[While Lisa amuses herself by engaging Phoebe's cat in a one-sided conversation ("Who's got a tiny head?"), Phoebe pulls a gigantic loose-leaf binder—which turns out to be the actual diary—from a shelf and begins flip­ping through the typewritten pages, then hands one over somewhat sheepishly.]

You typed your diary when you were younger?

I would carry it everywhere with me! I had this loose-leaf binder, the typed pages, and I was so afraid that someone would read it that I would have it in my backpack all the time.

This almost reads like an adult writing in the voice of a 15-year-old; I mean, it's a lot more observant of outside things than maybe your average 15-year-old would be. When you write, "As soon as you give men the eye, they puff out their chests," it sounds like a much older person.

Well, I really didn't talk to anybody at that time [laughs]. I think I just totally funneled my energy into writing that. I guess that's why when I look back at it, it seems like there's so much I could do with it, because it was pretty descriptive. That's why I decided I had to do this book; it was burning a hole in my brain.

I don't necessarily want to be doing my childhood forever—I want to do other characters, not just someone who other people recognize as me. But I think I have to finish this, and then I'll be done with that.

Do you feel like it's helped you…I don't want to say "come to terms with it," but do you see doing these stories as a form of therapy or a means to think critically about the past?

No, I don't at all. But the funny thing is, after I do a story, it no longer bothers me—if I think about the incident, it doesn't bother me at all anymore. So I guess it has the effect of defusing it. I think I've always been pretty mad [laughs]. I could be mad at my stepfather, but then if I did a story about him, then it sort of…it gives you a power over the things that happened to you, so you feel like you have some control, even though you didn't at the time have any real control or power. You can say something that you might not have said, or things you might have said, but you're not sure if you remember saying them, but you put it in there anyway because it sounds good [laughs]. I never intended it as therapy, but I guess it does have that effect. I hope that's a good thing. Some people tell me that my work is so negative—but I think my work is funny, you know? It feels positive to me.
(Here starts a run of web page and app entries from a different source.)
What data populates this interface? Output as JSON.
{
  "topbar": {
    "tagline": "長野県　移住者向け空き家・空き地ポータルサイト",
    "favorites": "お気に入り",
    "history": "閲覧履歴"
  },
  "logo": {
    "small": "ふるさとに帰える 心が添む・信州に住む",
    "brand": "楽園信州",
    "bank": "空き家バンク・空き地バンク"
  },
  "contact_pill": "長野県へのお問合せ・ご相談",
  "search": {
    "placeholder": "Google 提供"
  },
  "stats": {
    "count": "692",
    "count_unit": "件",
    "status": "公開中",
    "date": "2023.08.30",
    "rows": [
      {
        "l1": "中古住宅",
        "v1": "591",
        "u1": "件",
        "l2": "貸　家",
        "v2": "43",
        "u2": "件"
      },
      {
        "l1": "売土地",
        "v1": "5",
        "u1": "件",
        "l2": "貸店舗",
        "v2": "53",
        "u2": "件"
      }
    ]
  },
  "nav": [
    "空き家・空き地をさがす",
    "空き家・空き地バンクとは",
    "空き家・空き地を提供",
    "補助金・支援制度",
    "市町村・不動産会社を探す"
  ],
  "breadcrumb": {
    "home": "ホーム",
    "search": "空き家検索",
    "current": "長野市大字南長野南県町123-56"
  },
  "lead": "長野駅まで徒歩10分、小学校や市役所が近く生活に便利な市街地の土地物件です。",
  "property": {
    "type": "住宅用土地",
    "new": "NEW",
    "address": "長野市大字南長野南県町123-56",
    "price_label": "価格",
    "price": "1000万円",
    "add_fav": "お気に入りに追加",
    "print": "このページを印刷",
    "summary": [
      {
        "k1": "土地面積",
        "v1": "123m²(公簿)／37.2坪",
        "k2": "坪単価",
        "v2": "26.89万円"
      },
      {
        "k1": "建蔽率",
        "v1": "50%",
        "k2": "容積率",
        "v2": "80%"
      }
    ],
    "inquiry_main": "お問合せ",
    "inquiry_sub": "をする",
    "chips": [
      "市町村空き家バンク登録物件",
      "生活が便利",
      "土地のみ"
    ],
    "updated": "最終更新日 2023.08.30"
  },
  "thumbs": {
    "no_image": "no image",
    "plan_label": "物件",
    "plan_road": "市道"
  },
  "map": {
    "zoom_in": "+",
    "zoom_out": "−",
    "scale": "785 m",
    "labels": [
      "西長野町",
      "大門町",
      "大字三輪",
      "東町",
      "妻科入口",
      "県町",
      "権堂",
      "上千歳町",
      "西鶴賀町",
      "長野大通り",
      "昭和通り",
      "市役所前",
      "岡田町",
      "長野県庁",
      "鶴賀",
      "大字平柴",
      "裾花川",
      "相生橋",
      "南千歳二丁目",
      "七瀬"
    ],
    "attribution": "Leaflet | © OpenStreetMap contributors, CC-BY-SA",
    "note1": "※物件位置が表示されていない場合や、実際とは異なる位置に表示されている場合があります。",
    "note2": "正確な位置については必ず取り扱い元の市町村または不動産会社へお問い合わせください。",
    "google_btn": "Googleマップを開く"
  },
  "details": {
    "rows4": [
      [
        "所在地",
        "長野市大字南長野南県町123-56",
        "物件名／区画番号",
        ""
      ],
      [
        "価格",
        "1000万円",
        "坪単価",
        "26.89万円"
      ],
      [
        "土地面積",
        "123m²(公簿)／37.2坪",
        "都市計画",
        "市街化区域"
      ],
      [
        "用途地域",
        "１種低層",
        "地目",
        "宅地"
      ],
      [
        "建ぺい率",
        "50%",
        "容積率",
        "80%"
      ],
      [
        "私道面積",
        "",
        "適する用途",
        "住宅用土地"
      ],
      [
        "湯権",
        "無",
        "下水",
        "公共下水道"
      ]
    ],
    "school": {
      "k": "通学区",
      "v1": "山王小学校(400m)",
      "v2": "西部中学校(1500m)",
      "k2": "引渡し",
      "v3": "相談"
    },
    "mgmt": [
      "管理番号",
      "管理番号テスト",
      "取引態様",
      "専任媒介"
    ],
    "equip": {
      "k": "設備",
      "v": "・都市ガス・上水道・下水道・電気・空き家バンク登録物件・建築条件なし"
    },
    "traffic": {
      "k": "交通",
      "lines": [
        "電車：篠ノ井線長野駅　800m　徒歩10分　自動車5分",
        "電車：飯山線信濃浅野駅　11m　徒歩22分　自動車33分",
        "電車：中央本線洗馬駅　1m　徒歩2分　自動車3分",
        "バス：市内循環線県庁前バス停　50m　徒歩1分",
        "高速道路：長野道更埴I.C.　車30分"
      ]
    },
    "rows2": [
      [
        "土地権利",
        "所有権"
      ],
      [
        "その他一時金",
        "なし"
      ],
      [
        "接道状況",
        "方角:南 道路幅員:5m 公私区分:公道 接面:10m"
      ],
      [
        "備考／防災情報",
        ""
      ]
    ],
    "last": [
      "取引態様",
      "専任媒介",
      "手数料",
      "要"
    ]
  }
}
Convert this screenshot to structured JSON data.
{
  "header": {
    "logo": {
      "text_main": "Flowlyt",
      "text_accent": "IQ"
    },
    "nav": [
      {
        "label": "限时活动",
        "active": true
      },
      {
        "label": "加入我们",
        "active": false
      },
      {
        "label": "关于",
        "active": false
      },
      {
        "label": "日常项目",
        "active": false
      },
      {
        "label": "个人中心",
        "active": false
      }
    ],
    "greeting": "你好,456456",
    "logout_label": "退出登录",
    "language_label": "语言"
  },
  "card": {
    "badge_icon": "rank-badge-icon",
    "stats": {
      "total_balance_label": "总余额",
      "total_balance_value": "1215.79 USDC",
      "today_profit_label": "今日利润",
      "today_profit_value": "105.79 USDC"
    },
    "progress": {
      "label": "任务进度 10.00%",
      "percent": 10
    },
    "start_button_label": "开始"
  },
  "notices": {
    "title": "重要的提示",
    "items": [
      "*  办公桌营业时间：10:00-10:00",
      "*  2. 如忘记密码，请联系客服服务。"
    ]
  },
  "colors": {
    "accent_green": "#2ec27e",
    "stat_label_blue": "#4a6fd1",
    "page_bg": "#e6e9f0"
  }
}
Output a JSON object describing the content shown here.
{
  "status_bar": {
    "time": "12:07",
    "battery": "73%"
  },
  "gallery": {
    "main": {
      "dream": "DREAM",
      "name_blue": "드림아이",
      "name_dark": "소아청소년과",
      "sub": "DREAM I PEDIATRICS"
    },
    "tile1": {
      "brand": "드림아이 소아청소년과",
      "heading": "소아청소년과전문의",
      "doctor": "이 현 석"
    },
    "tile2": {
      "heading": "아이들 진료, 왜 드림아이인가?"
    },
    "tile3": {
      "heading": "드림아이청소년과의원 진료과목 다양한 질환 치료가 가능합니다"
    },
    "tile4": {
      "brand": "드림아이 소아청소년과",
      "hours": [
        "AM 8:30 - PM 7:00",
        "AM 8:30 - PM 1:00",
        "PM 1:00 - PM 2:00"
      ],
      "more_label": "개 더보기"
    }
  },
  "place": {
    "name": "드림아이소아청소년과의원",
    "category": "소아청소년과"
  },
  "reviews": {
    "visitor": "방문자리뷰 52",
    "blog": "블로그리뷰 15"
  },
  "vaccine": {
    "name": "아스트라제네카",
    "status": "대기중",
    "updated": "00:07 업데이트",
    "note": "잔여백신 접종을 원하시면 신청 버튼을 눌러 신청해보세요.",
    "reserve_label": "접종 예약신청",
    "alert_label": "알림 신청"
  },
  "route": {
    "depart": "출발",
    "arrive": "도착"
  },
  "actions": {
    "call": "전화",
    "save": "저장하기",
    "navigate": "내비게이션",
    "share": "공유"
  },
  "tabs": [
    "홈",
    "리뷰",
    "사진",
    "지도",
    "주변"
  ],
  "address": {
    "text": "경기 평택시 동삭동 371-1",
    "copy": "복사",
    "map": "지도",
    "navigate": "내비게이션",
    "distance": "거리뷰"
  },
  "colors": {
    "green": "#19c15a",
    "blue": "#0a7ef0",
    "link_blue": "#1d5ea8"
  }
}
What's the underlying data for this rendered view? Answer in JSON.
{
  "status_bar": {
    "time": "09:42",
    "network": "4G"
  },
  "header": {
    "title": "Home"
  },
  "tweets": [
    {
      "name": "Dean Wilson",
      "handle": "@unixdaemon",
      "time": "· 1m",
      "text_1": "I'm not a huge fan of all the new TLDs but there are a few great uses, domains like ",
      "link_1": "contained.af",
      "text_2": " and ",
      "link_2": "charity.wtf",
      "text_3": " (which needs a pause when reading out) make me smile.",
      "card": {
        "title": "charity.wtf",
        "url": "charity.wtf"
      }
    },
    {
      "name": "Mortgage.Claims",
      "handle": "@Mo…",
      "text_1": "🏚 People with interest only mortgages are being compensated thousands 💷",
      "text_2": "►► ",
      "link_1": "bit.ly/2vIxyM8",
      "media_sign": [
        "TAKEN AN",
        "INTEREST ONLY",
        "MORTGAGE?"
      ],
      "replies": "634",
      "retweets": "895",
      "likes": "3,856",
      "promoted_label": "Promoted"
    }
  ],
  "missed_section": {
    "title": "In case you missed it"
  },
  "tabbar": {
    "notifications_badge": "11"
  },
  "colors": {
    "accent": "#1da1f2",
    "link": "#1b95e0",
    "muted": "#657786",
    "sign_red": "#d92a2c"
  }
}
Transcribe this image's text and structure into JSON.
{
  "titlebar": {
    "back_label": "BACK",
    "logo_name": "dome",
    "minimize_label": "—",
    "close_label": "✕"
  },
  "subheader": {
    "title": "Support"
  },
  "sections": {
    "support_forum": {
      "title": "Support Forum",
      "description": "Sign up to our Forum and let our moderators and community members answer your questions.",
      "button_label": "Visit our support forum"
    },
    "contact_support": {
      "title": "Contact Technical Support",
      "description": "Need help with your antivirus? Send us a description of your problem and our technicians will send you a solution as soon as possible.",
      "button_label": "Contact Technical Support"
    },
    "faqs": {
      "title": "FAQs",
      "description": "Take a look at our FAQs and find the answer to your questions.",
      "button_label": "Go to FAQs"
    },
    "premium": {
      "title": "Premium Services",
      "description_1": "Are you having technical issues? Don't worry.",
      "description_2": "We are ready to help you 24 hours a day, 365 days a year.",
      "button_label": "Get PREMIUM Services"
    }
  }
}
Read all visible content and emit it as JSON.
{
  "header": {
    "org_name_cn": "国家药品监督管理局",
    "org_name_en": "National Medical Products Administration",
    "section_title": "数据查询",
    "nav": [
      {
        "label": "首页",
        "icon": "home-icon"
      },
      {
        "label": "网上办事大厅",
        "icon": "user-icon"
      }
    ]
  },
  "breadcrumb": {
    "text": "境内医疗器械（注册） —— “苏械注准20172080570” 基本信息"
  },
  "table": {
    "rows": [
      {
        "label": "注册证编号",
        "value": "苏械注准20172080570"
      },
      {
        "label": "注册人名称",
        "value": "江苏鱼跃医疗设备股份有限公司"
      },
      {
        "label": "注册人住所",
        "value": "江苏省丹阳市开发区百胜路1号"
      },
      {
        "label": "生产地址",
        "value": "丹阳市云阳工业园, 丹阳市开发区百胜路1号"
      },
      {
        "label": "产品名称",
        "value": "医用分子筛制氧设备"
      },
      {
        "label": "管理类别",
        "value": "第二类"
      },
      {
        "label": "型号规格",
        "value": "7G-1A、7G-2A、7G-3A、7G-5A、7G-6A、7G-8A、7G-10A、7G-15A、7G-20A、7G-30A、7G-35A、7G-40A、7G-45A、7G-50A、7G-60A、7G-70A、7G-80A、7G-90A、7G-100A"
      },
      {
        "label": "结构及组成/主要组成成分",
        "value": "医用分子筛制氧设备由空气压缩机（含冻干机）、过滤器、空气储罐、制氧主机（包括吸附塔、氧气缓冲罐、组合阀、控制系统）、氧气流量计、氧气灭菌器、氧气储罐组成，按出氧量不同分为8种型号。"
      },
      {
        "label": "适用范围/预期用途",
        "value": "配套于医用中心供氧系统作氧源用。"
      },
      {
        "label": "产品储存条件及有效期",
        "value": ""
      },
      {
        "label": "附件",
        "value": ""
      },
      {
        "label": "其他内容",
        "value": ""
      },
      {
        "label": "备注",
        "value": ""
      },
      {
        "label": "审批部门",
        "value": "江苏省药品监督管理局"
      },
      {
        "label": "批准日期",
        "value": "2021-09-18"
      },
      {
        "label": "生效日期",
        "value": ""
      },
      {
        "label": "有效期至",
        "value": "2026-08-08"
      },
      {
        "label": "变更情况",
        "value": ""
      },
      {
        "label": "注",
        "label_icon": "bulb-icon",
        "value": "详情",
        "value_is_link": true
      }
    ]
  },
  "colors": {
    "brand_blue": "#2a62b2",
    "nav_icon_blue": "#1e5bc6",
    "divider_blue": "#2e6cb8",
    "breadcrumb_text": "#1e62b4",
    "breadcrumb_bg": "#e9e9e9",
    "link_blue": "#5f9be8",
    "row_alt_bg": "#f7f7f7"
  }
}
Get A Child's Life and Other Stories from Frog, Ltd. Publishers, P.O. Box 12327, Berkeley, CA 94712. Or stroll over to your local independent bookstore, bang your fist on the counter, and demand it immediately.

Comments

0 comments have been made. Post a comment.